┌─ SOURCE MATERIAL
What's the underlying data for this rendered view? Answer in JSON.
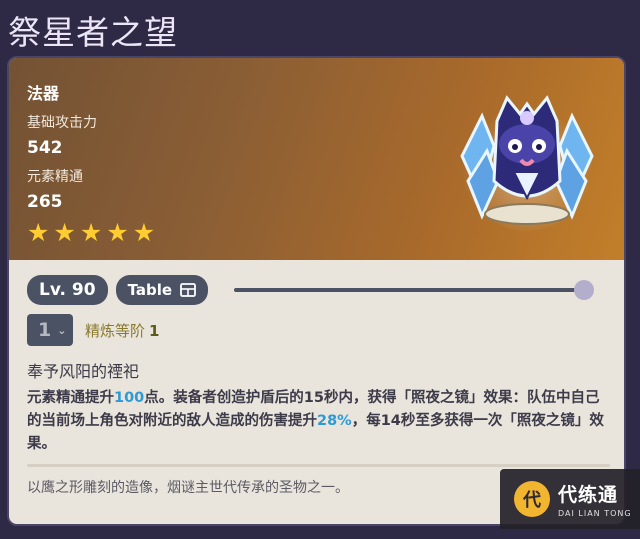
{
  "page": {
    "title": "祭星者之望"
  },
  "weapon": {
    "type": "法器",
    "base_atk_label": "基础攻击力",
    "base_atk_value": "542",
    "substat_label": "元素精通",
    "substat_value": "265",
    "rarity_stars": 5,
    "star_glyph": "★",
    "art_icon": "weapon-art-icon"
  },
  "controls": {
    "level_label": "Lv. 90",
    "table_label": "Table",
    "level_slider_fraction": 1.0,
    "refine_value": "1",
    "refine_label": "精炼等阶",
    "refine_level": "1"
  },
  "passive": {
    "name": "奉予风阳的禋祀",
    "desc_1": "元素精通提升",
    "hl_1": "100",
    "desc_2": "点。装备者创造护盾后的15秒内，获得「照夜之镜」效果：队伍中自己的当前场上角色对附近的敌人造成的伤害提升",
    "hl_2": "28%",
    "desc_3": "，每14秒至多获得一次「照夜之镜」效果。"
  },
  "lore": "以鹰之形雕刻的造像，烟谜主世代传承的圣物之一。",
  "watermark": {
    "cn": "代练通",
    "en": "DAI LIAN TONG"
  },
  "colors": {
    "background": "#2e2a45",
    "card_top_start": "#735234",
    "card_top_end": "#c27f2a",
    "highlight": "#2d9ad8",
    "star": "#ffcc32",
    "control": "#4b5263"
  }
}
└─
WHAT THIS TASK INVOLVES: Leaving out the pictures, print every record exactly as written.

TASK ANSWER:
What's the underlying data for this rendered view? Answer in JSON.
{
  "page": {
    "title": "祭星者之望"
  },
  "weapon": {
    "type": "法器",
    "base_atk_label": "基础攻击力",
    "base_atk_value": "542",
    "substat_label": "元素精通",
    "substat_value": "265",
    "rarity_stars": 5,
    "star_glyph": "★",
    "art_icon": "weapon-art-icon"
  },
  "controls": {
    "level_label": "Lv. 90",
    "table_label": "Table",
    "level_slider_fraction": 1.0,
    "refine_value": "1",
    "refine_label": "精炼等阶",
    "refine_level": "1"
  },
  "passive": {
    "name": "奉予风阳的禋祀",
    "desc_1": "元素精通提升",
    "hl_1": "100",
    "desc_2": "点。装备者创造护盾后的15秒内，获得「照夜之镜」效果：队伍中自己的当前场上角色对附近的敌人造成的伤害提升",
    "hl_2": "28%",
    "desc_3": "，每14秒至多获得一次「照夜之镜」效果。"
  },
  "lore": "以鹰之形雕刻的造像，烟谜主世代传承的圣物之一。",
  "watermark": {
    "cn": "代练通",
    "en": "DAI LIAN TONG"
  },
  "colors": {
    "background": "#2e2a45",
    "card_top_start": "#735234",
    "card_top_end": "#c27f2a",
    "highlight": "#2d9ad8",
    "star": "#ffcc32",
    "control": "#4b5263"
  }
}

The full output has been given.